● Task directions
Below is a listing; copy all of it exactly.

● Working data
------------
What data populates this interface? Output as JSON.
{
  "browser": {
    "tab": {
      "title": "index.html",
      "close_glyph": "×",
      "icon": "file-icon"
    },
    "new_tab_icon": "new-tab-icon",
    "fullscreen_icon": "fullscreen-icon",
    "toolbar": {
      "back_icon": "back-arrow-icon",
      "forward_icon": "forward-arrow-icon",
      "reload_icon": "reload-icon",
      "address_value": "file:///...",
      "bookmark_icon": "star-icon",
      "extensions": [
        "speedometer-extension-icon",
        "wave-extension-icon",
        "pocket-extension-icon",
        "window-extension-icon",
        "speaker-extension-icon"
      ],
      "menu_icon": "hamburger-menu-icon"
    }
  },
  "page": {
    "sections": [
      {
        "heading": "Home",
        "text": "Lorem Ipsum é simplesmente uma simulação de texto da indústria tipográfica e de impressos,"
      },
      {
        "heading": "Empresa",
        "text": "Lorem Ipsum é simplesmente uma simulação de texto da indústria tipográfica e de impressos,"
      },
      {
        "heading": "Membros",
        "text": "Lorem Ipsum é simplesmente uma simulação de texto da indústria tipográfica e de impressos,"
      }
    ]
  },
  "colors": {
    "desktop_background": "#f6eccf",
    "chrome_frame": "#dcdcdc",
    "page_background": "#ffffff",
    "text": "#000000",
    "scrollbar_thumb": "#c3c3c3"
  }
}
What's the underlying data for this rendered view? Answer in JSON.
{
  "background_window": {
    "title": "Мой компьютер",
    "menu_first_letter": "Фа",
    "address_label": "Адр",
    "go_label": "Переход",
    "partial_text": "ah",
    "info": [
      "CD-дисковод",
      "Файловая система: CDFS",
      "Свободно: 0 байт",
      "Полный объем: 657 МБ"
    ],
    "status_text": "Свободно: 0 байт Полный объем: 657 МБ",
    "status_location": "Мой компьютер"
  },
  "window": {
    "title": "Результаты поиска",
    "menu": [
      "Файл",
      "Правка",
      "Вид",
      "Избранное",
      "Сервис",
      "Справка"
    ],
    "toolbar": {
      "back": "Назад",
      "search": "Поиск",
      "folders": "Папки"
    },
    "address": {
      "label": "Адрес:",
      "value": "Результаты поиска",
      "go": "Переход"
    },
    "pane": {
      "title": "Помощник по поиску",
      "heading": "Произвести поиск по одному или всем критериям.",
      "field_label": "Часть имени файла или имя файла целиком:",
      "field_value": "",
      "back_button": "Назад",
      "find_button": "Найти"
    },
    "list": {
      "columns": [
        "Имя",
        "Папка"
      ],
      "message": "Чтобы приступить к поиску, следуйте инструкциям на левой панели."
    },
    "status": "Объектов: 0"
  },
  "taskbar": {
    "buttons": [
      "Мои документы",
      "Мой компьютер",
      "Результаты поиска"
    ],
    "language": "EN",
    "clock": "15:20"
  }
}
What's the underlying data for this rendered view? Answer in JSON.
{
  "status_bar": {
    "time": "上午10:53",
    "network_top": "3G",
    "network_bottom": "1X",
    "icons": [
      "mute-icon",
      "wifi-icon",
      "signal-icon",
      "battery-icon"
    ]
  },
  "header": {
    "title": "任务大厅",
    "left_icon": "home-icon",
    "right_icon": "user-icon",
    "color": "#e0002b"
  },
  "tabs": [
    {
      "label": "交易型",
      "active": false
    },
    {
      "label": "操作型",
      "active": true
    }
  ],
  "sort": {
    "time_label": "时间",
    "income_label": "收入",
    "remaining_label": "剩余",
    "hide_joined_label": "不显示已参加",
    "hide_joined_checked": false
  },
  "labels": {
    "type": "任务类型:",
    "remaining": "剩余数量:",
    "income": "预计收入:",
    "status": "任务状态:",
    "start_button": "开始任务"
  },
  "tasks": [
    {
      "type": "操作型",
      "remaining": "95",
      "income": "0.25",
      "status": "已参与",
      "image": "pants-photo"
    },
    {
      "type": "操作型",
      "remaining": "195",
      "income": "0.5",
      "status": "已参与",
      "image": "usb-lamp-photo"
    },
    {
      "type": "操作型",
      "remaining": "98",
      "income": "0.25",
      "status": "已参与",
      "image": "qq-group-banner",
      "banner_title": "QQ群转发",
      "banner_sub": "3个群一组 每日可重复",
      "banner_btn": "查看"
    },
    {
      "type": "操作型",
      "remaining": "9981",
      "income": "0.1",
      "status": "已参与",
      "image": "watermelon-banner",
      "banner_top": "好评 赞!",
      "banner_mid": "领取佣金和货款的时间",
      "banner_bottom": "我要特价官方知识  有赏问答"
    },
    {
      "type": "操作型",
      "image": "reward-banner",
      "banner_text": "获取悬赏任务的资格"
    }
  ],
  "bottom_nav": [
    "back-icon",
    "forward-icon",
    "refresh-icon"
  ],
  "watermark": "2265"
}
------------
● Task output
What data populates this interface? Output as JSON.
{
  "browser": {
    "tab": {
      "title": "index.html",
      "close_glyph": "×",
      "icon": "file-icon"
    },
    "new_tab_icon": "new-tab-icon",
    "fullscreen_icon": "fullscreen-icon",
    "toolbar": {
      "back_icon": "back-arrow-icon",
      "forward_icon": "forward-arrow-icon",
      "reload_icon": "reload-icon",
      "address_value": "file:///...",
      "bookmark_icon": "star-icon",
      "extensions": [
        "speedometer-extension-icon",
        "wave-extension-icon",
        "pocket-extension-icon",
        "window-extension-icon",
        "speaker-extension-icon"
      ],
      "menu_icon": "hamburger-menu-icon"
    }
  },
  "page": {
    "sections": [
      {
        "heading": "Home",
        "text": "Lorem Ipsum é simplesmente uma simulação de texto da indústria tipográfica e de impressos,"
      },
      {
        "heading": "Empresa",
        "text": "Lorem Ipsum é simplesmente uma simulação de texto da indústria tipográfica e de impressos,"
      },
      {
        "heading": "Membros",
        "text": "Lorem Ipsum é simplesmente uma simulação de texto da indústria tipográfica e de impressos,"
      }
    ]
  },
  "colors": {
    "desktop_background": "#f6eccf",
    "chrome_frame": "#dcdcdc",
    "page_background": "#ffffff",
    "text": "#000000",
    "scrollbar_thumb": "#c3c3c3"
  }
}
What's the underlying data for this rendered view? Answer in JSON.
{
  "background_window": {
    "title": "Мой компьютер",
    "menu_first_letter": "Фа",
    "address_label": "Адр",
    "go_label": "Переход",
    "partial_text": "ah",
    "info": [
      "CD-дисковод",
      "Файловая система: CDFS",
      "Свободно: 0 байт",
      "Полный объем: 657 МБ"
    ],
    "status_text": "Свободно: 0 байт Полный объем: 657 МБ",
    "status_location": "Мой компьютер"
  },
  "window": {
    "title": "Результаты поиска",
    "menu": [
      "Файл",
      "Правка",
      "Вид",
      "Избранное",
      "Сервис",
      "Справка"
    ],
    "toolbar": {
      "back": "Назад",
      "search": "Поиск",
      "folders": "Папки"
    },
    "address": {
      "label": "Адрес:",
      "value": "Результаты поиска",
      "go": "Переход"
    },
    "pane": {
      "title": "Помощник по поиску",
      "heading": "Произвести поиск по одному или всем критериям.",
      "field_label": "Часть имени файла или имя файла целиком:",
      "field_value": "",
      "back_button": "Назад",
      "find_button": "Найти"
    },
    "list": {
      "columns": [
        "Имя",
        "Папка"
      ],
      "message": "Чтобы приступить к поиску, следуйте инструкциям на левой панели."
    },
    "status": "Объектов: 0"
  },
  "taskbar": {
    "buttons": [
      "Мои документы",
      "Мой компьютер",
      "Результаты поиска"
    ],
    "language": "EN",
    "clock": "15:20"
  }
}
What's the underlying data for this rendered view? Answer in JSON.
{
  "status_bar": {
    "time": "上午10:53",
    "network_top": "3G",
    "network_bottom": "1X",
    "icons": [
      "mute-icon",
      "wifi-icon",
      "signal-icon",
      "battery-icon"
    ]
  },
  "header": {
    "title": "任务大厅",
    "left_icon": "home-icon",
    "right_icon": "user-icon",
    "color": "#e0002b"
  },
  "tabs": [
    {
      "label": "交易型",
      "active": false
    },
    {
      "label": "操作型",
      "active": true
    }
  ],
  "sort": {
    "time_label": "时间",
    "income_label": "收入",
    "remaining_label": "剩余",
    "hide_joined_label": "不显示已参加",
    "hide_joined_checked": false
  },
  "labels": {
    "type": "任务类型:",
    "remaining": "剩余数量:",
    "income": "预计收入:",
    "status": "任务状态:",
    "start_button": "开始任务"
  },
  "tasks": [
    {
      "type": "操作型",
      "remaining": "95",
      "income": "0.25",
      "status": "已参与",
      "image": "pants-photo"
    },
    {
      "type": "操作型",
      "remaining": "195",
      "income": "0.5",
      "status": "已参与",
      "image": "usb-lamp-photo"
    },
    {
      "type": "操作型",
      "remaining": "98",
      "income": "0.25",
      "status": "已参与",
      "image": "qq-group-banner",
      "banner_title": "QQ群转发",
      "banner_sub": "3个群一组 每日可重复",
      "banner_btn": "查看"
    },
    {
      "type": "操作型",
      "remaining": "9981",
      "income": "0.1",
      "status": "已参与",
      "image": "watermelon-banner",
      "banner_top": "好评 赞!",
      "banner_mid": "领取佣金和货款的时间",
      "banner_bottom": "我要特价官方知识  有赏问答"
    },
    {
      "type": "操作型",
      "image": "reward-banner",
      "banner_text": "获取悬赏任务的资格"
    }
  ],
  "bottom_nav": [
    "back-icon",
    "forward-icon",
    "refresh-icon"
  ],
  "watermark": "2265"
}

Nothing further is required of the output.